[App and web page records]
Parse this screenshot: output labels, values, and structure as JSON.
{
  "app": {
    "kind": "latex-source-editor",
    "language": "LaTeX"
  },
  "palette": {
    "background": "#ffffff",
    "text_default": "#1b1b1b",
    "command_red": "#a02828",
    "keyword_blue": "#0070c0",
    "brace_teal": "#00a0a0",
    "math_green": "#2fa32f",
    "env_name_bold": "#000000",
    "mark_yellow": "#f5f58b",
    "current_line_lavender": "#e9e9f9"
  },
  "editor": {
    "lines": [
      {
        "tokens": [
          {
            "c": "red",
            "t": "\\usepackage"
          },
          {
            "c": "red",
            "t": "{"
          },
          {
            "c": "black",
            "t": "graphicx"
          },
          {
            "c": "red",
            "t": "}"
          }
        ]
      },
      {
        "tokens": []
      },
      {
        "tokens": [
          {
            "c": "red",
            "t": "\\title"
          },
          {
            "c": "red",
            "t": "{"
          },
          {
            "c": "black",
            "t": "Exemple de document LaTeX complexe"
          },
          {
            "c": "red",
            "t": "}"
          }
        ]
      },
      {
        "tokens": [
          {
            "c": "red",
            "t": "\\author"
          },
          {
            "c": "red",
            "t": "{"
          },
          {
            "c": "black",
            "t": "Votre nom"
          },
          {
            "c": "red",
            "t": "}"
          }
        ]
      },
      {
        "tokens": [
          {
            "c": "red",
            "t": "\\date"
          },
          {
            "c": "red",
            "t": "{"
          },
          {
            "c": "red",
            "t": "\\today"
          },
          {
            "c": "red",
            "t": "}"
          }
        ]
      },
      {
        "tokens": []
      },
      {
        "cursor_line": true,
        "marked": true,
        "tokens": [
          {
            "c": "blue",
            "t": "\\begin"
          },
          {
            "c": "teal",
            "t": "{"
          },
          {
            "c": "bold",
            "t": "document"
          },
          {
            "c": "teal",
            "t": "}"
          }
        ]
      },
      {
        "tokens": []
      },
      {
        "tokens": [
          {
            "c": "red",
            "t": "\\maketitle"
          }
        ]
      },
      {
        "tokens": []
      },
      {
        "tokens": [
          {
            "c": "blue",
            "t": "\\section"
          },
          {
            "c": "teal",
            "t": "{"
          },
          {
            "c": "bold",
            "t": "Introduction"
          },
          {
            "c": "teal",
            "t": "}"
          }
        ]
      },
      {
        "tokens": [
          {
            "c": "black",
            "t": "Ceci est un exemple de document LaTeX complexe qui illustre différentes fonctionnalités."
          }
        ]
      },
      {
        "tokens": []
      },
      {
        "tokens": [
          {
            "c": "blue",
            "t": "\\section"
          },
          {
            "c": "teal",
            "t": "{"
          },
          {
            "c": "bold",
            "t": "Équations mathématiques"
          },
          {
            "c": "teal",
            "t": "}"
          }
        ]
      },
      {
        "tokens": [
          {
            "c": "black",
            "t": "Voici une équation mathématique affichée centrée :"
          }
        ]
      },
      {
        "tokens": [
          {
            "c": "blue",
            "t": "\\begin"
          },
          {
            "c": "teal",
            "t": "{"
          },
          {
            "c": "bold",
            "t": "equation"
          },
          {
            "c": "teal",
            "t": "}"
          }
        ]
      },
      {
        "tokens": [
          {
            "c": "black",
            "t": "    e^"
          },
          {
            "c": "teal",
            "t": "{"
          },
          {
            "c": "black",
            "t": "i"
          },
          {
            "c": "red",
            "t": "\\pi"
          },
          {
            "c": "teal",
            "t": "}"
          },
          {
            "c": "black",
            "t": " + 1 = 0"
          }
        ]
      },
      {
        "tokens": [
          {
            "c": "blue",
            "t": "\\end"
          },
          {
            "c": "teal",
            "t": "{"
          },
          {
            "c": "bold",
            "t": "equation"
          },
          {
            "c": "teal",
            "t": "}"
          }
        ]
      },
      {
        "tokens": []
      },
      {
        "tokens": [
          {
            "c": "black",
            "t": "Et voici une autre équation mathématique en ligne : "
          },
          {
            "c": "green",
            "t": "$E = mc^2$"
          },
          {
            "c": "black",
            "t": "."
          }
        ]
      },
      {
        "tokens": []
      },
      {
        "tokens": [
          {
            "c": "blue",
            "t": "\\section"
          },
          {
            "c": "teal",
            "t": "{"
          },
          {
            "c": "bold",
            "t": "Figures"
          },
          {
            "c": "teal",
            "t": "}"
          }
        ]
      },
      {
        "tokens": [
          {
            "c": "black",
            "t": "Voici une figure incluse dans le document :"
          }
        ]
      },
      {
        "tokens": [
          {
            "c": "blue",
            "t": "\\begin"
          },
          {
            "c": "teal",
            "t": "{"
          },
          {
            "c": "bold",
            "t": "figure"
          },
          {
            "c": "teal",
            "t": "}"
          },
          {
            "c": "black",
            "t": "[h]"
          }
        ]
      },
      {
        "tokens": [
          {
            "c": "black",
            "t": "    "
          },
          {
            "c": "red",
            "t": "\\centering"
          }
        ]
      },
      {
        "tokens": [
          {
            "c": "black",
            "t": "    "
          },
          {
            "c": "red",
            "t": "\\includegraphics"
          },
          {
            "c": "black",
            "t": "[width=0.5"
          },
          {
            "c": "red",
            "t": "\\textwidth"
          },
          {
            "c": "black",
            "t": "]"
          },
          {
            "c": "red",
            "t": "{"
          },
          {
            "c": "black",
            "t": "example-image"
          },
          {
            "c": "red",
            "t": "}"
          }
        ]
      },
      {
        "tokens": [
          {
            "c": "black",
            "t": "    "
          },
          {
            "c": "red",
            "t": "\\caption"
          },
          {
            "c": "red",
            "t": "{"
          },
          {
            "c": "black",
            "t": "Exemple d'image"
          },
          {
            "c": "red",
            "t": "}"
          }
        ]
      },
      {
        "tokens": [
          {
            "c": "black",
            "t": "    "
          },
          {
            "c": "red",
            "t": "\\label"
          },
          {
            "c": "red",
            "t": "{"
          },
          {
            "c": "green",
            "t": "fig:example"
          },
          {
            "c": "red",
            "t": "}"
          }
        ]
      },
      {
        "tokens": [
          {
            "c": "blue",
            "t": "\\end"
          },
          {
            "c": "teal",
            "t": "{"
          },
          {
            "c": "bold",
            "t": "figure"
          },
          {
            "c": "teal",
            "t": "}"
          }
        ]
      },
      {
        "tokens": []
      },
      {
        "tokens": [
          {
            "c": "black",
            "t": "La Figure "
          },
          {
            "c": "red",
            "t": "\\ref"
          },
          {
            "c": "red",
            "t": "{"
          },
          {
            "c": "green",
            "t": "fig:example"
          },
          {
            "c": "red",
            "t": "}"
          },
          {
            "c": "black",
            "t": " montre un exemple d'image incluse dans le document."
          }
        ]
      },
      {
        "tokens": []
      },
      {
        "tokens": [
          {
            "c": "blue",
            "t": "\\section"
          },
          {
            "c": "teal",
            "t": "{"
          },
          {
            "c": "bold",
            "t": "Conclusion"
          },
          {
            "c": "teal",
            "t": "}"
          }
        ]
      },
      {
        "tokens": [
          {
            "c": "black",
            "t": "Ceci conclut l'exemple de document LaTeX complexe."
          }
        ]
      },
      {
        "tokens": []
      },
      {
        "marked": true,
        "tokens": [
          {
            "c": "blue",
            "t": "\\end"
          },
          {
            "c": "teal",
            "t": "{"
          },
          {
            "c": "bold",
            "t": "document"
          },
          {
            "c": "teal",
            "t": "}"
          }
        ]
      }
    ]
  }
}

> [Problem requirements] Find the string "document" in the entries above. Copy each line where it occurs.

> [Response for this exercise]
            "t": "Exemple de document LaTeX complexe"
            "t": "document"
            "t": "Ceci est un exemple de document LaTeX complexe qui illustre différentes fonctionnalités."
            "t": "Voici une figure incluse dans le document :"
            "t": " montre un exemple d'image incluse dans le document."
            "t": "Ceci conclut l'exemple de document LaTeX complexe."
            "t": "document"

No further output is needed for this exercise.